Currency converter
All news
News Search Topics
Use filter
You can filter your feed,
by choosing only interesting

Expert Opinions

This content is available for viewing on PCs and tablets

Go to main page

Gays plan sport games in Moscow, no gay prosecution in Russia, say authorities

February 13, 2014, 16:12 UTC+3 Alexandrova Lyudmila

MOSCOW, February 13. /ITAR-TASS/. Russian regulations of child adoption have been officially amended with a ban on adoption of Russian children among citizens of countries where single-sex marriages are lawful. Russian authorities are asking the international community not to overdramatize the situation with lesbian, gay, bisexual and transgender (LGBT) rights in Russia while Moscow prepares for international LGBT sport events.

According to the decree signed by Prime Minister Dmitry Medvedev, adoption is possible for full-age people of both sexes, except those in same-sex marriage registered under the law of another state and citizens of the mentioned state who are not married. The amendments followed the law that was adopted more than six months ago in the Family Code and included the prohibition.

The law almost coincided with another high-profile initiative that banned propaganda of unconventional sexual relationships among minors. Advocates of sexual minorities as well as the LGBT community at home and abroad argued the law was inadequate in its formulation of the term “propaganda”, which could result in infringement of LGBT rights in Russia.

Official disapproval from the European Parliament followed last autumn. The Parliamentary Assembly of the Council of Europe (PACE) has plans to discuss LGBT rights with Russia's parliament and has requested a meeting with deputies from lower house speaker Sergei Naryshkin.

The event was scheduled for February 11, but was later postponed until the end of the month due to the Sochi Olympics, a source in the lower house told Izvestia daily. “We will have a wide range of issues on the agenda but the issue of the LGBT community in Russia will undoubtedly be a priority that PACE insists upon,” the source said, adding that PACE had prepared a number of proposals.

Meanwhile, Russian President Vladimir Putin, who spoke in favor of moderate conservatism and traditional values in his annual address to the parliament last December, has repeatedly made it clear that gays are not persecuted in Russia. Ahead of the Olympics, he had to repeat this in public several times.

In January, he assured Olympics volunteers that gay people could feel safe and at ease in Russia but asked to “leave children alone”.

“We do not ban unconventional forms of sexual intercourse. We prohibit propaganda of homosexuality and pedophilia. I want to make it clear - we ban propaganda among minors. A ban on certain relationships and a ban on propaganda of such relationships are absolutely different things,” said Putin.

In the meantime, reports have emerged recently that Moscow will host Russia’s first international competition among gay athletes immediately after the Sochi Olympics. According to President of Russian LGBT Sport Federation, figure skater Konstantin Yablotsky, they will take place in secrecy.

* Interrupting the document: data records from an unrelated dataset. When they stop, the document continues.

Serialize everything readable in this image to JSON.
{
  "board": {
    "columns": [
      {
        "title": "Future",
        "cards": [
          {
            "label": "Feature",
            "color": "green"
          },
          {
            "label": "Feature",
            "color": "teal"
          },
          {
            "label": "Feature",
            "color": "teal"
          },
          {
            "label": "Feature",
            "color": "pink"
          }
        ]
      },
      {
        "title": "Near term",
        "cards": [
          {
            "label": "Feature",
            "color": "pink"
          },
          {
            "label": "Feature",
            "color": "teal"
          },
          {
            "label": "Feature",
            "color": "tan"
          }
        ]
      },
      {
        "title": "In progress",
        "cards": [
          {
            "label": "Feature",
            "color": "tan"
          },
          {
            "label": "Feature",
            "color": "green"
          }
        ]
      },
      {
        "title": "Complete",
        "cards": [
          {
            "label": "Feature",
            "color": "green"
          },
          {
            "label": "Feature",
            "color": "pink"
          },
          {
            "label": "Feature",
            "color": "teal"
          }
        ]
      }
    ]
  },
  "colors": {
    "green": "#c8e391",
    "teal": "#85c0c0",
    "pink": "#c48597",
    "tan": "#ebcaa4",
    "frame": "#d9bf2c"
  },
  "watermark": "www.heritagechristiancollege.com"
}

“Various recreation centers are rented as sport facilities. The organizers do not disclose further details for fear of participants’ safety,” Yablotsky told Russian News Service radio station.

Deputy Chairman of the games’ Organizing Committee Viktor Romanov told RBC daily that Russian LGBT games would take place on February 26 - March 2 when 180 athletes from the US, Britain, Germany, France, the Netherlands, Kazakhstan and Russia will compete in eight disciplines.

Moscow games will be attended by Dutch Minister of Sport Edith Schippers and fourfold Olympic diving champion Greg Louganis. Negotiations with other dignitaries are underway. Russia's gay games are mini-games: the main international competition will take place in the US city of Cleveland in August.

Deputy of St. Petersburg legislative assembly and anti-propaganda law mastermind Vitaly Milonov is not at all surprised about these games as gays “react painfully” to the high-profile law. He does not oppose LGBT games in closed halls but says “it will be a nightmare” if they run in the open.

To sum up, as Putin put it, people of traditional sexual orientation and LGBT people should “get rid of aggression, and take it easier on each other, then there will be no clamor, outcry and unnecessary rows.”


ITAR-TASS may not share the opinions of its contributors